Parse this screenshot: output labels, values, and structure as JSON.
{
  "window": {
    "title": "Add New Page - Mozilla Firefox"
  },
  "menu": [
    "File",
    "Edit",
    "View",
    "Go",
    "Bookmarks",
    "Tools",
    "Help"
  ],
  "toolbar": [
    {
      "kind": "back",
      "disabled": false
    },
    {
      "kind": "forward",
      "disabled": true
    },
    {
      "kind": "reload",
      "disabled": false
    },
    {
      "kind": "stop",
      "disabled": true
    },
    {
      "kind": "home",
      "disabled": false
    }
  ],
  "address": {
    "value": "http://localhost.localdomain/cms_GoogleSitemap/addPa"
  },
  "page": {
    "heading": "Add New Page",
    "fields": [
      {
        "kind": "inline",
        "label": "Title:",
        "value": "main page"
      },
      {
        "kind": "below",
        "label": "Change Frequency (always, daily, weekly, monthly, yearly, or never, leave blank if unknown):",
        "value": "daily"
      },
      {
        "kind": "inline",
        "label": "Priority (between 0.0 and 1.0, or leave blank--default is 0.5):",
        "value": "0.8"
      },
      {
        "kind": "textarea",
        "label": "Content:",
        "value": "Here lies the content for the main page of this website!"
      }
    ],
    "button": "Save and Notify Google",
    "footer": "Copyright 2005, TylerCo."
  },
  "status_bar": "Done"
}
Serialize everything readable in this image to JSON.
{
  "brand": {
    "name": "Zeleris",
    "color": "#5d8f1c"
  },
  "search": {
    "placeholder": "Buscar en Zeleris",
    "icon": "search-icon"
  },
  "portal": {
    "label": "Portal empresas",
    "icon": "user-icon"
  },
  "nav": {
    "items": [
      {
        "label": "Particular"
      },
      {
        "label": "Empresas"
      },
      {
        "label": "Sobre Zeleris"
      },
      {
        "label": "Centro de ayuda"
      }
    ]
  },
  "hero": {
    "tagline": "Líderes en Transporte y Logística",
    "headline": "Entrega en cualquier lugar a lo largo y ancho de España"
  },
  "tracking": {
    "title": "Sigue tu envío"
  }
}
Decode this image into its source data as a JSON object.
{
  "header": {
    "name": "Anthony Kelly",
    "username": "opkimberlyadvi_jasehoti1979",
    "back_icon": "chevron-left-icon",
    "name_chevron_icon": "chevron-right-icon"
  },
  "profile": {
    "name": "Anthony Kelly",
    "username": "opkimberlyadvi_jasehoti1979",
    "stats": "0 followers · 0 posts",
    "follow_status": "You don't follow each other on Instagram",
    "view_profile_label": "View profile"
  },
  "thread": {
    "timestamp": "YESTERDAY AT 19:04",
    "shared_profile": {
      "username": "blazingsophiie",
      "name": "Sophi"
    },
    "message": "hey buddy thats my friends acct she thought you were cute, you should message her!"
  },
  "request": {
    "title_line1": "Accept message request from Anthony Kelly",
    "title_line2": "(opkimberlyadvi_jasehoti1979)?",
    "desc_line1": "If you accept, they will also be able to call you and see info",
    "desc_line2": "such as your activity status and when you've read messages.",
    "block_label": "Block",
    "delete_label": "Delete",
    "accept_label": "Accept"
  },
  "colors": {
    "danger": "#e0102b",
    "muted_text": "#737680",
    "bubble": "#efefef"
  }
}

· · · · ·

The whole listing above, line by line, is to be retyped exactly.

Parse this screenshot: output labels, values, and structure as JSON.
{
  "window": {
    "title": "Add New Page - Mozilla Firefox"
  },
  "menu": [
    "File",
    "Edit",
    "View",
    "Go",
    "Bookmarks",
    "Tools",
    "Help"
  ],
  "toolbar": [
    {
      "kind": "back",
      "disabled": false
    },
    {
      "kind": "forward",
      "disabled": true
    },
    {
      "kind": "reload",
      "disabled": false
    },
    {
      "kind": "stop",
      "disabled": true
    },
    {
      "kind": "home",
      "disabled": false
    }
  ],
  "address": {
    "value": "http://localhost.localdomain/cms_GoogleSitemap/addPa"
  },
  "page": {
    "heading": "Add New Page",
    "fields": [
      {
        "kind": "inline",
        "label": "Title:",
        "value": "main page"
      },
      {
        "kind": "below",
        "label": "Change Frequency (always, daily, weekly, monthly, yearly, or never, leave blank if unknown):",
        "value": "daily"
      },
      {
        "kind": "inline",
        "label": "Priority (between 0.0 and 1.0, or leave blank--default is 0.5):",
        "value": "0.8"
      },
      {
        "kind": "textarea",
        "label": "Content:",
        "value": "Here lies the content for the main page of this website!"
      }
    ],
    "button": "Save and Notify Google",
    "footer": "Copyright 2005, TylerCo."
  },
  "status_bar": "Done"
}
Serialize everything readable in this image to JSON.
{
  "brand": {
    "name": "Zeleris",
    "color": "#5d8f1c"
  },
  "search": {
    "placeholder": "Buscar en Zeleris",
    "icon": "search-icon"
  },
  "portal": {
    "label": "Portal empresas",
    "icon": "user-icon"
  },
  "nav": {
    "items": [
      {
        "label": "Particular"
      },
      {
        "label": "Empresas"
      },
      {
        "label": "Sobre Zeleris"
      },
      {
        "label": "Centro de ayuda"
      }
    ]
  },
  "hero": {
    "tagline": "Líderes en Transporte y Logística",
    "headline": "Entrega en cualquier lugar a lo largo y ancho de España"
  },
  "tracking": {
    "title": "Sigue tu envío"
  }
}
Decode this image into its source data as a JSON object.
{
  "header": {
    "name": "Anthony Kelly",
    "username": "opkimberlyadvi_jasehoti1979",
    "back_icon": "chevron-left-icon",
    "name_chevron_icon": "chevron-right-icon"
  },
  "profile": {
    "name": "Anthony Kelly",
    "username": "opkimberlyadvi_jasehoti1979",
    "stats": "0 followers · 0 posts",
    "follow_status": "You don't follow each other on Instagram",
    "view_profile_label": "View profile"
  },
  "thread": {
    "timestamp": "YESTERDAY AT 19:04",
    "shared_profile": {
      "username": "blazingsophiie",
      "name": "Sophi"
    },
    "message": "hey buddy thats my friends acct she thought you were cute, you should message her!"
  },
  "request": {
    "title_line1": "Accept message request from Anthony Kelly",
    "title_line2": "(opkimberlyadvi_jasehoti1979)?",
    "desc_line1": "If you accept, they will also be able to call you and see info",
    "desc_line2": "such as your activity status and when you've read messages.",
    "block_label": "Block",
    "delete_label": "Delete",
    "accept_label": "Accept"
  },
  "colors": {
    "danger": "#e0102b",
    "muted_text": "#737680",
    "bubble": "#efefef"
  }
}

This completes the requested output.